▸ WHAT YOU ARE ASKED TO DO: Word for word, restate the records that appear below.

▸ DATA RECORDS:

--------------------

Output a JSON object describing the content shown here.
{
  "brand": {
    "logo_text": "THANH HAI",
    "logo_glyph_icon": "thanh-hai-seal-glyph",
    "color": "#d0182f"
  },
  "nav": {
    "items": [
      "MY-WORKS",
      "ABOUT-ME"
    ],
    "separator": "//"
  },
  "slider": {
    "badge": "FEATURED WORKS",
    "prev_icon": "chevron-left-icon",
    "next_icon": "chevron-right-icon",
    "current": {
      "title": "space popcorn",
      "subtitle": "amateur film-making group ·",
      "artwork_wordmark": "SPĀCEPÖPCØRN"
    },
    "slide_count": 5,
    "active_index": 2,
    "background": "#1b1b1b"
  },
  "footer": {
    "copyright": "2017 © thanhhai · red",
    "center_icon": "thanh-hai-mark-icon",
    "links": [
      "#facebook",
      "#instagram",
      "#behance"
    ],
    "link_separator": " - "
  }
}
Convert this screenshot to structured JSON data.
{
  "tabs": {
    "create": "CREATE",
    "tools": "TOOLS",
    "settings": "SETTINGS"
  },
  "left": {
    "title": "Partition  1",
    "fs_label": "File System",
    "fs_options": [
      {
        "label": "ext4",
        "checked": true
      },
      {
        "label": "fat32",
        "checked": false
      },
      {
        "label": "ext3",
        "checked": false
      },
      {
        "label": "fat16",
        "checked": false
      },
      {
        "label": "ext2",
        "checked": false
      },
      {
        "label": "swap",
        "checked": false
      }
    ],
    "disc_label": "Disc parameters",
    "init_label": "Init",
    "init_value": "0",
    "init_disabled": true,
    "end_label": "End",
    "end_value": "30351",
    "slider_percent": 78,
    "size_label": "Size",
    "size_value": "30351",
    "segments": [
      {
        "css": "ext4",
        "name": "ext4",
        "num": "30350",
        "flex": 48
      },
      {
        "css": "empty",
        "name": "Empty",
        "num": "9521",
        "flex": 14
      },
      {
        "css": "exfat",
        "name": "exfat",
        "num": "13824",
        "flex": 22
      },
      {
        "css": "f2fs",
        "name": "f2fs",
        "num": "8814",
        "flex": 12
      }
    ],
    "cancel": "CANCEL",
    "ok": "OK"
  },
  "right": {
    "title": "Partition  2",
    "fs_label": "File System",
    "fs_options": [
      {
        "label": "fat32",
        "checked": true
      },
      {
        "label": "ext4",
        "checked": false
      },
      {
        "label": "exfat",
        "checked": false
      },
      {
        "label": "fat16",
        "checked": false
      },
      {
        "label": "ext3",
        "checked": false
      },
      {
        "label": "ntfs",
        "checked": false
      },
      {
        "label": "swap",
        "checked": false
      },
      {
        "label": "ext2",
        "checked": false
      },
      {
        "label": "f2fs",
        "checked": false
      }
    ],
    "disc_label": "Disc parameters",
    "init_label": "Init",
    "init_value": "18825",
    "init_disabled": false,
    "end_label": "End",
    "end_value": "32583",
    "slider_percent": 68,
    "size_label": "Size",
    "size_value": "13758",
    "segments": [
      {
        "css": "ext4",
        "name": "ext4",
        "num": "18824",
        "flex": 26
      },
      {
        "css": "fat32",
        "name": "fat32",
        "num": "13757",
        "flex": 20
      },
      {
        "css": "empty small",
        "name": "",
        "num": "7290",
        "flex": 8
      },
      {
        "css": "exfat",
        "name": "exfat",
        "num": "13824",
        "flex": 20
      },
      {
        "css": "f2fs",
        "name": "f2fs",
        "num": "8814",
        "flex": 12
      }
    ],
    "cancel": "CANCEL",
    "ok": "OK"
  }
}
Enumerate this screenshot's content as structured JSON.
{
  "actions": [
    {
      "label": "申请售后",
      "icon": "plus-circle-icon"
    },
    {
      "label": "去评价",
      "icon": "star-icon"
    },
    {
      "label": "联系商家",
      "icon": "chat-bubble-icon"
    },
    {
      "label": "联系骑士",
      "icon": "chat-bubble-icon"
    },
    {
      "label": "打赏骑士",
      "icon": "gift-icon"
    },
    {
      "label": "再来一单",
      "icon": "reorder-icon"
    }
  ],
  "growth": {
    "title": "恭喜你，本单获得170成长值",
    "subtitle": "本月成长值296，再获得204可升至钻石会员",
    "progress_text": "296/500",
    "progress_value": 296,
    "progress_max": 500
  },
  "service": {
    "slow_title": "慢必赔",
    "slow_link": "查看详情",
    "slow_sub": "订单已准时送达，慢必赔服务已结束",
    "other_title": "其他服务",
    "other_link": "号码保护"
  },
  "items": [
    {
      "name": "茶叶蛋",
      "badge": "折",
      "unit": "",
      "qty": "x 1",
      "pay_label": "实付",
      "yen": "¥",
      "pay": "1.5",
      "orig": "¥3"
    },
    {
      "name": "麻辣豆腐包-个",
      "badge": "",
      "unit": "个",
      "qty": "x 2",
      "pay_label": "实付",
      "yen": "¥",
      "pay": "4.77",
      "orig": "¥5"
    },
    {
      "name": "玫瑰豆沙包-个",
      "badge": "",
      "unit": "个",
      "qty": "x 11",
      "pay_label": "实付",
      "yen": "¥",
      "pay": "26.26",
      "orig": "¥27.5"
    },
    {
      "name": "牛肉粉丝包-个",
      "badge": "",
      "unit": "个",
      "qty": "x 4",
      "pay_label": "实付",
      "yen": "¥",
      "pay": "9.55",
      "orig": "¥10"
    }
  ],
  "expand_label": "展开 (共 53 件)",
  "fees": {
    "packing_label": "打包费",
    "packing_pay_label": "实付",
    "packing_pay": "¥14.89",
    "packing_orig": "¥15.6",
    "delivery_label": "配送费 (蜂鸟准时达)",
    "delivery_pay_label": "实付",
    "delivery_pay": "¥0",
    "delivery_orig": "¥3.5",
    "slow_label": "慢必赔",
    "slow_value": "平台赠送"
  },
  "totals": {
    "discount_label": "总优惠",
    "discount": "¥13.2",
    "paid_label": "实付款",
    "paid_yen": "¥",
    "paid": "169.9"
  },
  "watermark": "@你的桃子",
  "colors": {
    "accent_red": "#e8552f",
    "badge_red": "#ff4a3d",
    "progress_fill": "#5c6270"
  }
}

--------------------

▸ RESULT:
Output a JSON object describing the content shown here.
{
  "brand": {
    "logo_text": "THANH HAI",
    "logo_glyph_icon": "thanh-hai-seal-glyph",
    "color": "#d0182f"
  },
  "nav": {
    "items": [
      "MY-WORKS",
      "ABOUT-ME"
    ],
    "separator": "//"
  },
  "slider": {
    "badge": "FEATURED WORKS",
    "prev_icon": "chevron-left-icon",
    "next_icon": "chevron-right-icon",
    "current": {
      "title": "space popcorn",
      "subtitle": "amateur film-making group ·",
      "artwork_wordmark": "SPĀCEPÖPCØRN"
    },
    "slide_count": 5,
    "active_index": 2,
    "background": "#1b1b1b"
  },
  "footer": {
    "copyright": "2017 © thanhhai · red",
    "center_icon": "thanh-hai-mark-icon",
    "links": [
      "#facebook",
      "#instagram",
      "#behance"
    ],
    "link_separator": " - "
  }
}
Convert this screenshot to structured JSON data.
{
  "tabs": {
    "create": "CREATE",
    "tools": "TOOLS",
    "settings": "SETTINGS"
  },
  "left": {
    "title": "Partition  1",
    "fs_label": "File System",
    "fs_options": [
      {
        "label": "ext4",
        "checked": true
      },
      {
        "label": "fat32",
        "checked": false
      },
      {
        "label": "ext3",
        "checked": false
      },
      {
        "label": "fat16",
        "checked": false
      },
      {
        "label": "ext2",
        "checked": false
      },
      {
        "label": "swap",
        "checked": false
      }
    ],
    "disc_label": "Disc parameters",
    "init_label": "Init",
    "init_value": "0",
    "init_disabled": true,
    "end_label": "End",
    "end_value": "30351",
    "slider_percent": 78,
    "size_label": "Size",
    "size_value": "30351",
    "segments": [
      {
        "css": "ext4",
        "name": "ext4",
        "num": "30350",
        "flex": 48
      },
      {
        "css": "empty",
        "name": "Empty",
        "num": "9521",
        "flex": 14
      },
      {
        "css": "exfat",
        "name": "exfat",
        "num": "13824",
        "flex": 22
      },
      {
        "css": "f2fs",
        "name": "f2fs",
        "num": "8814",
        "flex": 12
      }
    ],
    "cancel": "CANCEL",
    "ok": "OK"
  },
  "right": {
    "title": "Partition  2",
    "fs_label": "File System",
    "fs_options": [
      {
        "label": "fat32",
        "checked": true
      },
      {
        "label": "ext4",
        "checked": false
      },
      {
        "label": "exfat",
        "checked": false
      },
      {
        "label": "fat16",
        "checked": false
      },
      {
        "label": "ext3",
        "checked": false
      },
      {
        "label": "ntfs",
        "checked": false
      },
      {
        "label": "swap",
        "checked": false
      },
      {
        "label": "ext2",
        "checked": false
      },
      {
        "label": "f2fs",
        "checked": false
      }
    ],
    "disc_label": "Disc parameters",
    "init_label": "Init",
    "init_value": "18825",
    "init_disabled": false,
    "end_label": "End",
    "end_value": "32583",
    "slider_percent": 68,
    "size_label": "Size",
    "size_value": "13758",
    "segments": [
      {
        "css": "ext4",
        "name": "ext4",
        "num": "18824",
        "flex": 26
      },
      {
        "css": "fat32",
        "name": "fat32",
        "num": "13757",
        "flex": 20
      },
      {
        "css": "empty small",
        "name": "",
        "num": "7290",
        "flex": 8
      },
      {
        "css": "exfat",
        "name": "exfat",
        "num": "13824",
        "flex": 20
      },
      {
        "css": "f2fs",
        "name": "f2fs",
        "num": "8814",
        "flex": 12
      }
    ],
    "cancel": "CANCEL",
    "ok": "OK"
  }
}
Enumerate this screenshot's content as structured JSON.
{
  "actions": [
    {
      "label": "申请售后",
      "icon": "plus-circle-icon"
    },
    {
      "label": "去评价",
      "icon": "star-icon"
    },
    {
      "label": "联系商家",
      "icon": "chat-bubble-icon"
    },
    {
      "label": "联系骑士",
      "icon": "chat-bubble-icon"
    },
    {
      "label": "打赏骑士",
      "icon": "gift-icon"
    },
    {
      "label": "再来一单",
      "icon": "reorder-icon"
    }
  ],
  "growth": {
    "title": "恭喜你，本单获得170成长值",
    "subtitle": "本月成长值296，再获得204可升至钻石会员",
    "progress_text": "296/500",
    "progress_value": 296,
    "progress_max": 500
  },
  "service": {
    "slow_title": "慢必赔",
    "slow_link": "查看详情",
    "slow_sub": "订单已准时送达，慢必赔服务已结束",
    "other_title": "其他服务",
    "other_link": "号码保护"
  },
  "items": [
    {
      "name": "茶叶蛋",
      "badge": "折",
      "unit": "",
      "qty": "x 1",
      "pay_label": "实付",
      "yen": "¥",
      "pay": "1.5",
      "orig": "¥3"
    },
    {
      "name": "麻辣豆腐包-个",
      "badge": "",
      "unit": "个",
      "qty": "x 2",
      "pay_label": "实付",
      "yen": "¥",
      "pay": "4.77",
      "orig": "¥5"
    },
    {
      "name": "玫瑰豆沙包-个",
      "badge": "",
      "unit": "个",
      "qty": "x 11",
      "pay_label": "实付",
      "yen": "¥",
      "pay": "26.26",
      "orig": "¥27.5"
    },
    {
      "name": "牛肉粉丝包-个",
      "badge": "",
      "unit": "个",
      "qty": "x 4",
      "pay_label": "实付",
      "yen": "¥",
      "pay": "9.55",
      "orig": "¥10"
    }
  ],
  "expand_label": "展开 (共 53 件)",
  "fees": {
    "packing_label": "打包费",
    "packing_pay_label": "实付",
    "packing_pay": "¥14.89",
    "packing_orig": "¥15.6",
    "delivery_label": "配送费 (蜂鸟准时达)",
    "delivery_pay_label": "实付",
    "delivery_pay": "¥0",
    "delivery_orig": "¥3.5",
    "slow_label": "慢必赔",
    "slow_value": "平台赠送"
  },
  "totals": {
    "discount_label": "总优惠",
    "discount": "¥13.2",
    "paid_label": "实付款",
    "paid_yen": "¥",
    "paid": "169.9"
  },
  "watermark": "@你的桃子",
  "colors": {
    "accent_red": "#e8552f",
    "badge_red": "#ff4a3d",
    "progress_fill": "#5c6270"
  }
}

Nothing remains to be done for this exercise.